• **Activity**: Take from the data every line in which the word "Microsoft" is found.

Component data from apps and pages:
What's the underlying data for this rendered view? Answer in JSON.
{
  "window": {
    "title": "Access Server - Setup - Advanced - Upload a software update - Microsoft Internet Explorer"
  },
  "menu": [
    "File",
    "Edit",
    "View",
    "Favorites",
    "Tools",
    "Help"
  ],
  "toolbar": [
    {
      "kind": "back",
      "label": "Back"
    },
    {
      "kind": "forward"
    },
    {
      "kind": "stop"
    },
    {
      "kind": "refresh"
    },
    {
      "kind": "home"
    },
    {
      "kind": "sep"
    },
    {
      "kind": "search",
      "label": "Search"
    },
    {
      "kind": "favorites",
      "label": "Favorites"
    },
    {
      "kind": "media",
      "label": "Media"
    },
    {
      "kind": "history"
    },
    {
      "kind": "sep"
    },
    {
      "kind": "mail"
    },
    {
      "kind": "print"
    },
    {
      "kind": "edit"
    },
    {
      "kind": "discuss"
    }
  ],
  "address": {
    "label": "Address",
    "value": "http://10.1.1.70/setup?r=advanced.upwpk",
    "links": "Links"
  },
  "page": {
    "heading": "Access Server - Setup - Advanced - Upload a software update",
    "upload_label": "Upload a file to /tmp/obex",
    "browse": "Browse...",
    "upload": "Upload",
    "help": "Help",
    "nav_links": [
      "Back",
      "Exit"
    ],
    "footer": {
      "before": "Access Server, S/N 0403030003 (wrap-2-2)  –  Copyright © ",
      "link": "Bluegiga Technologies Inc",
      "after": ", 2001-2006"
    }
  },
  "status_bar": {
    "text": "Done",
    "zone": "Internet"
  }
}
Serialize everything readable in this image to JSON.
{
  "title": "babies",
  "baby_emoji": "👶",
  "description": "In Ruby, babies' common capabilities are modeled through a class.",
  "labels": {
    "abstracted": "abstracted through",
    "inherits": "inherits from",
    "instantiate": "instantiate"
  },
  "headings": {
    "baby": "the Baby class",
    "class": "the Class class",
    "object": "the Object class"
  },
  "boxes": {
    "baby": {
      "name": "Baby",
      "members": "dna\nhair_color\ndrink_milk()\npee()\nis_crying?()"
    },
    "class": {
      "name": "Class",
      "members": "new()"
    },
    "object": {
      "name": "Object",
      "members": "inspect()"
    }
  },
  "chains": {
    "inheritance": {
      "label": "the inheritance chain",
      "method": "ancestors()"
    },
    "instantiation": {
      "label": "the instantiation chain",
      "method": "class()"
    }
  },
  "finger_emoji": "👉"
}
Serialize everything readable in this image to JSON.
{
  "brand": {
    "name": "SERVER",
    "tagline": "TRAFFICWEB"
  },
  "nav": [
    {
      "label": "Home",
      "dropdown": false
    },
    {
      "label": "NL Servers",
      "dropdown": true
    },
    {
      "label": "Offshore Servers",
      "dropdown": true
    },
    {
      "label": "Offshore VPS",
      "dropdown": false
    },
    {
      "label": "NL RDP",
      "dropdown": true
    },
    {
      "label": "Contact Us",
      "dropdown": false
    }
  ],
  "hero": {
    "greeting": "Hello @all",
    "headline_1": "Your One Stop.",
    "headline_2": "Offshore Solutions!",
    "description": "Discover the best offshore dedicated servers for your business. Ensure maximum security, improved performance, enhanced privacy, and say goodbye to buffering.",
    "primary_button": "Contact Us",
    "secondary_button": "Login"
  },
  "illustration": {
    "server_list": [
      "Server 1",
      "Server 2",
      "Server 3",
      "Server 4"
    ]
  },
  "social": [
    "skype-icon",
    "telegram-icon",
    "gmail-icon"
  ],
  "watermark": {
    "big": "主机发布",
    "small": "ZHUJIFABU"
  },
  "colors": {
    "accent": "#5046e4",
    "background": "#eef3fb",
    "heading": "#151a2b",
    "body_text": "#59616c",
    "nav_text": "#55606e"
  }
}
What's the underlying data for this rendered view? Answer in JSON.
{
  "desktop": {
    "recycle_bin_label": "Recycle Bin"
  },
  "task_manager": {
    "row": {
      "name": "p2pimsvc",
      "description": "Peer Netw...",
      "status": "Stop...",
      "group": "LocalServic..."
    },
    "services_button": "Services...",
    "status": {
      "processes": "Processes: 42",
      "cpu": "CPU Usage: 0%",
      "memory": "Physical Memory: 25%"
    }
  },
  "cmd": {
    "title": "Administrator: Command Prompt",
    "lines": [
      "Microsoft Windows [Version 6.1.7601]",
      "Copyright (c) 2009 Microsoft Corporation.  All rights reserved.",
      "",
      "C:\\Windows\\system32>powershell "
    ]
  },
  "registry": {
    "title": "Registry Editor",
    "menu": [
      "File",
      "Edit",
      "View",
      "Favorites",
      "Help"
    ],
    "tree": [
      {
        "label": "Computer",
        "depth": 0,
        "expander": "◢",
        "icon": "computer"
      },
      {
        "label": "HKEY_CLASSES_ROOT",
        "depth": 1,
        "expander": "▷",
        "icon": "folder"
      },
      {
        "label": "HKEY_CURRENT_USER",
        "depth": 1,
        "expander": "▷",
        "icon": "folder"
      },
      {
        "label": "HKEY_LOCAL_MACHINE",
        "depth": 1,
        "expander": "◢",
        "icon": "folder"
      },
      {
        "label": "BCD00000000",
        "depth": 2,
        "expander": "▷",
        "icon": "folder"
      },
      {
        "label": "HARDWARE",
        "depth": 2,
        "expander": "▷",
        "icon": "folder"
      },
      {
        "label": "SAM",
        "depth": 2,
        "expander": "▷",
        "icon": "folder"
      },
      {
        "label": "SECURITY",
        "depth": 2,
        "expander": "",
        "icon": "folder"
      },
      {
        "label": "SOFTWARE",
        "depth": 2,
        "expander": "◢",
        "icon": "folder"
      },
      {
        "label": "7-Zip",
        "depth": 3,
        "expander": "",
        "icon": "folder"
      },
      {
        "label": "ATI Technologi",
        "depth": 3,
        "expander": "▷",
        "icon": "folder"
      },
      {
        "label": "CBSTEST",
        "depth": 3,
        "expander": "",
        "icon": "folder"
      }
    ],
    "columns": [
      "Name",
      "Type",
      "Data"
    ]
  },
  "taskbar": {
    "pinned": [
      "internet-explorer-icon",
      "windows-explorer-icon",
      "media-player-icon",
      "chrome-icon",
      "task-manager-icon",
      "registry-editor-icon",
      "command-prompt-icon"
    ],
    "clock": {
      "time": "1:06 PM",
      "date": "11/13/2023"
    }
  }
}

• **Written solution**:
    "title": "Access Server - Setup - Advanced - Upload a software update - Microsoft Internet Explorer"
      "Microsoft Windows [Version 6.1.7601]",
      "Copyright (c) 2009 Microsoft Corporation.  All rights reserved.",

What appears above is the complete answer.